Data from Statistics Canada suggests that many Canadians face a difficult task if they want to follow new stringent guidelines on alcohol consumption but some are welcoming a re-think about society’s relationship with booze.

“I think it’s gonna be hard for a lot of people to digest that information,” said Genna Woolston, a sober-proud mental health advocate and the co-founder of Silver Swallow, an Ottawa-based Kombucha business geared towards sober and curious people who want to keep the bubbles but hold the booze. 

“I’m already seeing a lot of people turn to our products,” Wolston says. “I think there are a lot of people who are taking it really to heart and wanting to change.”

In a report in January, the Canadian Centre on Substance Use and Addiction (CCSUA) urged Canadians to limit themselves to two standard drinks a week. (A standard drink is considered 341 ml of beer or cider, 142 ml of wine or 43 ml of spirits.)

That would be a significant drop for many Canadians. On average, according to data from Statistics Canada, each Canadian of legal drinking age purchased nearly 10 standard alcoholic beverages per week between April 2020 and March 2021 (though the pandemic complicated the picture).

“There is a very big social difference between someone doing crack cocaine and someone drinking alcohol but both of those have very dangerous effects,” said Adriana DiFranco, a former team lead for Stigma Ends at CU, a harm reduction group at Carleton University.
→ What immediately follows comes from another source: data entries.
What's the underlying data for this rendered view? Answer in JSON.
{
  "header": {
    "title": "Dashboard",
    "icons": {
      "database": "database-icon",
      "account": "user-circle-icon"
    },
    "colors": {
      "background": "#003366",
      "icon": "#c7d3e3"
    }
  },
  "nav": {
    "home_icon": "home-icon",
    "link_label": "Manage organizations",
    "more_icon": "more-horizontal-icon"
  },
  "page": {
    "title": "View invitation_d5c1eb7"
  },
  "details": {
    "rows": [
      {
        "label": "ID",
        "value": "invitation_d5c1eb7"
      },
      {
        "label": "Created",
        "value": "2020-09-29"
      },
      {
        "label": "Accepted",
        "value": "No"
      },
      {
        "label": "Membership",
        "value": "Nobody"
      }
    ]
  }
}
DiFranco added that drinking is baked into society, particularly in university culture.

“Alcoholism is very real, and I feel like it's not taken seriously among university students.”

But there are some signs this is changing, with young people talking about what is referred to as a “damp” or even a “dry” lifestyle on social media. A damp lifestyle encourages a healthy relationship with alcohol and lower consumption. Popularized by TikTok user Hana Elson, #damplifestyle has 24.4 million views on TikTok. (An analysis by Vox concluded that social media influencers offer a mixed bag for people struggling with addiction.)

Data also shows that the 18-to-34 year old group has seen a steep decline in reported heavy drinking. According to Statistics Canada, the percentage of people in that group who reported heavy drinking dropped from about 30 per cent in 2015 to about 20 per cent in 2021.

Alternatives to alcohol

“I’m obsessed now with this new hobby of trying new mocktails and non-alcoholic drinks,” said Megan Campbell, the host of Sober Socials Ottawa and a yoga instructor of 17 years. Campbell says she has experimented with sobriety in the past and is almost five months sober at present.

Campbell says she always chose to try on sobriety during times when drinking was the most difficult to avoid, like during Christmas. The most recent 30-day sobriety challenge Campbell put herself through was during patio season last August. 

“At 30 days, I just felt so fabulous this time that I decided to keep going and the keeping going has been where you really meet the truth of our patterned behaviours ... let's say personally and of society.”

Through Sober Socials Ottawa, Campbell explores how movement, meditation and mocktails create space for a sober community, one that Campbell says will be expanding, following the new recommendations. 

“The Sober Socials Ottawa that I present are opportunities to explore different movement modalities and meditative structures as well as different local businesses that are really trying to support the Sober Community finally.” 

According to Campbell Sober Socials Ottawa events are for anyone on the sobriety spectrum. 

“The substance is just removed from the equation and [creates] an opportunity to connect without it,” says Campbell.

DiFranco says she has been sober her whole life but says she knows people won't stop drinking even while knowing the risks. She suggests planning a sober ride, hydrating, and watching your drink in order to stay safe while drinking.

Looking for further reason to test out the sober lifestyle? Dry February is a yearly fundraising initiative put on by the Canadian Cancer Society.